2. How much radiation exposure is the surrounding tissue actually receiving compared to common radiation sources (airplane flights, CT scans, etc)? Most doctors talk about a ~12Gy dose to the tumor, but I don't really know how to put the GK/CK dose to the surrounding tissue into the perspective of something like the XKCD radiation dose chart (xkcd.com/radiation (http://xkcd.com/radiation)).
3. IIUC, the facial and hearing nerves (and all nerves touching the tumor) would be irradiated at the same dose as the tumor since they lie on its surface, and they may become devascularized from the treatment. Does this have any effect on the function of the nerves, or is this just a problem in the case where I need surgery later?
4. One surgeon is concerned that given my young age, the tumor is likely to be growing more aggressively than average and thus the chance of radiosurgery killing the tumor less likely than the 92-93% average across all ages. Looking for research that would support this claim.
triplewave, if you're after hearign preservation, observation has the best outcome. From this paper ( https://pdfs.semanticscholar.org/2cef/abe8e8eef1ae32cab8bcf3c71dd75f53387c.pdf ), Gamma Knife accelerates hearing loss and watch and wait gives the best outcomes with regards to hearing. Notably:
"In the literature, to our knowledge, there have been no reports of the hearing preservation after 10 years or more after hearing preservation surgery or radiotherapy. In the present study [no active treatment], 95 patients had been observed for 10 years or more. According to the AAO classification, 46% maintained good hearing after 10 years or more compared with 45% using the WRS classification and 75% of patients with 100% speech discrimination at diagnosis.".
I don't know how your neurosurgeon puts the risk of permanent facial nerve damage at a low 1%. I was given the figure (for a slightly larger tumor) of 30% risk of damage. The paper http://bmjopen.bmj.com/content/bmjopen/3/2/e001345.full.pdf has the risk of facial nerve neuropathy at 10 to 30%, depending on size. And reports in papers are usually from the best centers with the best outcomes reported. Surgeons, as most people, overestimate their abilities, but 1% sounds off the scale. (Also, like most things, there is a scale. The House Brackmann scale defines facial nerve function from HB1 (perfect) to HB VI (total paralysis). Anything below HB III is quality of life affecting.)
Long term radiation effects are not known.
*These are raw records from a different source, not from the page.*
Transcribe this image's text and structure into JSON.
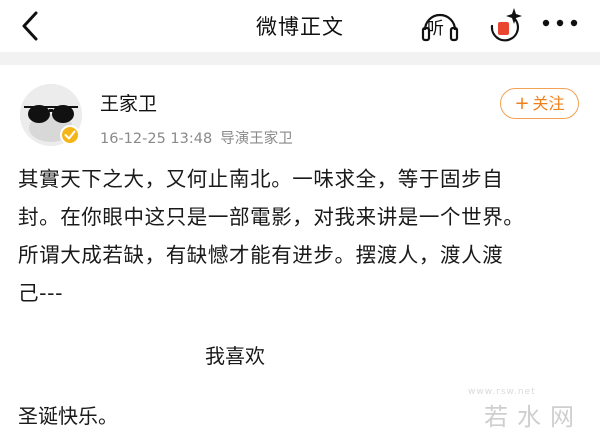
{
  "header": {
    "title": "微博正文",
    "listen_label": "听"
  },
  "post": {
    "author": "王家卫",
    "timestamp": "16-12-25 13:48",
    "source": "导演王家卫",
    "follow_label": "关注",
    "follow_plus": "+",
    "lines": [
      "其實天下之大，又何止南北。一味求全，等于固步自",
      "封。在你眼中这只是一部電影，对我来讲是一个世界。",
      "所谓大成若缺，有缺憾才能有进步。摆渡人，渡人渡",
      "己---"
    ],
    "center_text": "我喜欢",
    "closing_text": "圣诞快乐。"
  },
  "watermark": {
    "text": "若水网",
    "domain": "www.rsw.net"
  },
  "colors": {
    "accent": "#f07f1a",
    "follow_border": "#f1a257",
    "meta": "#8a8a8a",
    "divider": "#f2f2f2",
    "verified_badge": "#f5b418"
  },
  "icons": {
    "back": "chevron-left-icon",
    "listen": "headphones-icon",
    "share": "share-sparkle-icon",
    "more": "more-dots-icon",
    "verified": "verified-badge-icon"
  }
}
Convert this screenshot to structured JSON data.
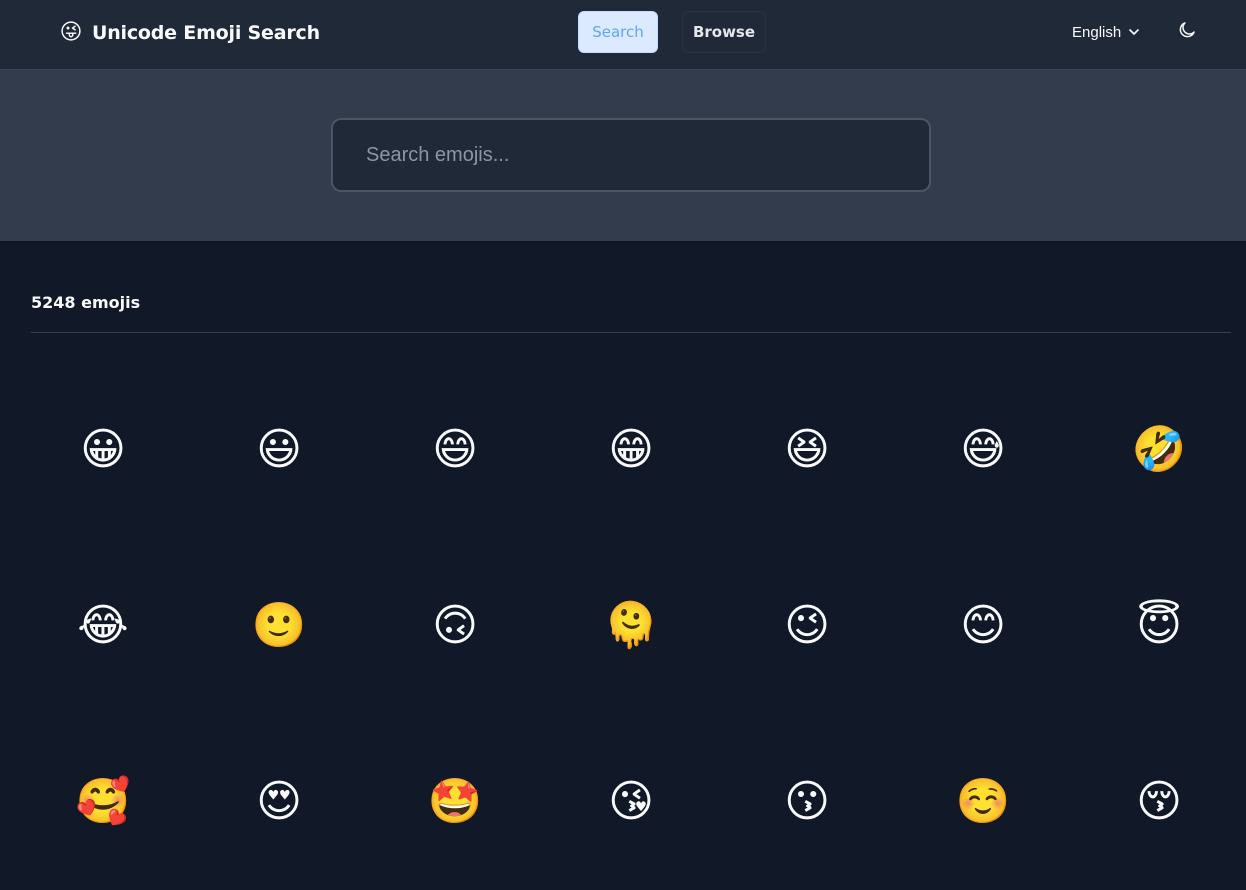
{
  "header": {
    "logo_emoji": "😜",
    "title": "Unicode Emoji Search",
    "nav": {
      "search_label": "Search",
      "browse_label": "Browse"
    },
    "language": "English",
    "theme_icon": "moon-icon"
  },
  "search": {
    "placeholder": "Search emojis...",
    "value": ""
  },
  "results": {
    "count_label": "5248 emojis",
    "emojis": [
      "😀",
      "😃",
      "😄",
      "😁",
      "😆",
      "😅",
      "🤣",
      "😂",
      "🙂",
      "🙃",
      "🫠",
      "😉",
      "😊",
      "😇",
      "🥰",
      "😍",
      "🤩",
      "😘",
      "😗",
      "☺️",
      "😚"
    ]
  },
  "colors": {
    "header_bg": "#1f2937",
    "search_band_bg": "#323c4c",
    "page_bg": "#111827",
    "accent": "#60a5fa",
    "accent_bg": "#dbeafe"
  }
}
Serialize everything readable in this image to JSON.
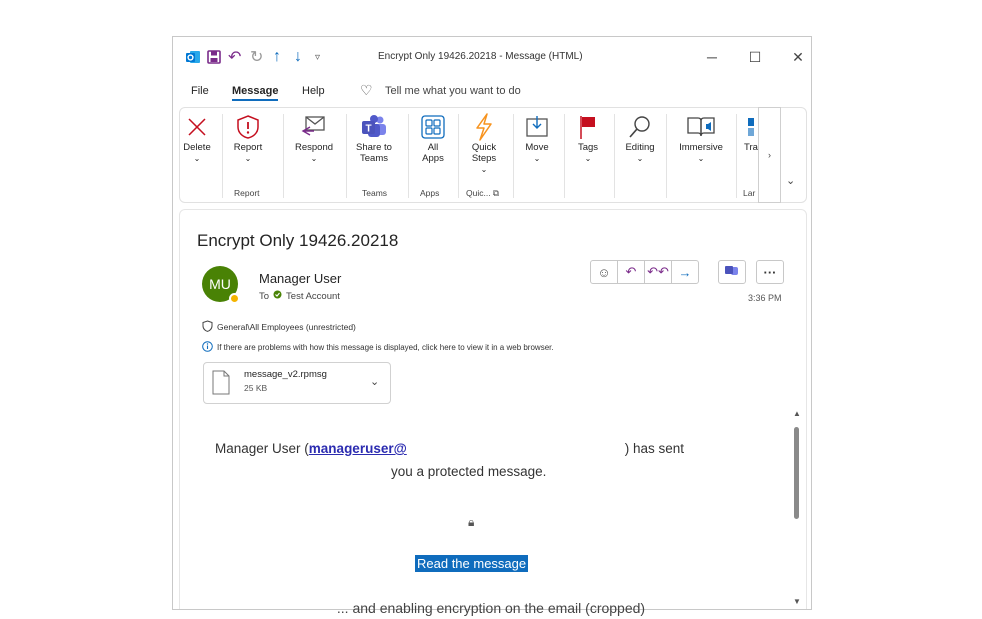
{
  "window": {
    "title": "Encrypt Only 19426.20218  -  Message (HTML)",
    "controls": [
      "minimize-icon",
      "maximize-icon",
      "close-icon"
    ]
  },
  "menubar": {
    "items": [
      "File",
      "Message",
      "Help"
    ],
    "active": "Message",
    "search_placeholder": "Tell me what you want to do"
  },
  "ribbon": {
    "buttons": [
      {
        "label": "Delete",
        "icon": "delete-icon"
      },
      {
        "label": "Report",
        "icon": "report-icon"
      },
      {
        "label": "Respond",
        "icon": "respond-icon"
      },
      {
        "label": "Share to Teams",
        "icon": "teams-icon"
      },
      {
        "label": "All Apps",
        "icon": "apps-icon"
      },
      {
        "label": "Quick Steps",
        "icon": "quick-steps-icon"
      },
      {
        "label": "Move",
        "icon": "move-icon"
      },
      {
        "label": "Tags",
        "icon": "tags-icon"
      },
      {
        "label": "Editing",
        "icon": "editing-icon"
      },
      {
        "label": "Immersive",
        "icon": "immersive-icon"
      },
      {
        "label": "Tra",
        "icon": "translate-icon"
      }
    ],
    "groups": [
      "Report",
      "Teams",
      "Apps",
      "Quic...",
      "Lar"
    ]
  },
  "message": {
    "subject": "Encrypt Only 19426.20218",
    "avatar_initials": "MU",
    "sender": "Manager User",
    "to_label": "To",
    "recipient": "Test Account",
    "time": "3:36 PM",
    "sensitivity": "General\\All Employees (unrestricted)",
    "info_bar": "If there are problems with how this message is displayed, click here to view it in a web browser.",
    "attachment": {
      "name": "message_v2.rpmsg",
      "size": "25 KB"
    },
    "body_prefix": "Manager User (",
    "body_link": "manageruser@",
    "body_suffix": ") has sent",
    "body_line2": "you a protected message.",
    "read_button": "Read the message"
  },
  "colors": {
    "accent": "#0f6cbd",
    "avatar": "#498205",
    "flag": "#c50f1f",
    "outlook": "#0078d4"
  },
  "caption": "... and enabling encryption on the email (cropped)"
}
If they were, more definitive options would be conveyed.
Radiotherapy normally targets 12 Gray at the 50% isodose level. That means that areas closer to the center get more radiation, the border gets 12 Gray and it drops off from there. For instance, you want to target a cochlear dose less than 4 Gray. Flying from coast-to-coast is 0.0003 Gray (and fractionated :-) ). If my calculating are correct, radiotherapy has a marginal dose thats about 3500 times greater than a CT, which in turn is about 500 times more than an x-ray.
My unprofessional opinion is that radiotherapy radiation doses are much more than from a CT, which is much more than from an x-ray, which is much more than naturally occurring. Keep in mind that one large dose is not the same as many small even if the radiatino dose is the same.
With regard to radiation the tumor and the collateral damage on the cochlear nerve and facial nerve, the facial nerve appears to be hardier. The cochlear nerve get more damage, but this can take years to show symptoms. After 10 years, it's very rare to still have useful hearing.
With regards to tumor growth there's only one way to find out - and that's a series of follow up MRIs. In the literature, age, tumor size and sex have no correlation with growth. The only prognostic factor is growth in the first year. Also, tumors grow more slowly with time (Table 1 from http://acusticusneurinom.dk/wp-content/uploads/2015/10/natural-history-of-vs.pdf ) and don't grow after 4 years from diagnosis. So unless you have rapid growth, or sustained significant growth, you've achieved what radiotherapy attempts to achieve.
Read the paper summaries in the reference section of https://www.bhtinformatie.nl/pdf/ingrijpen.pdf .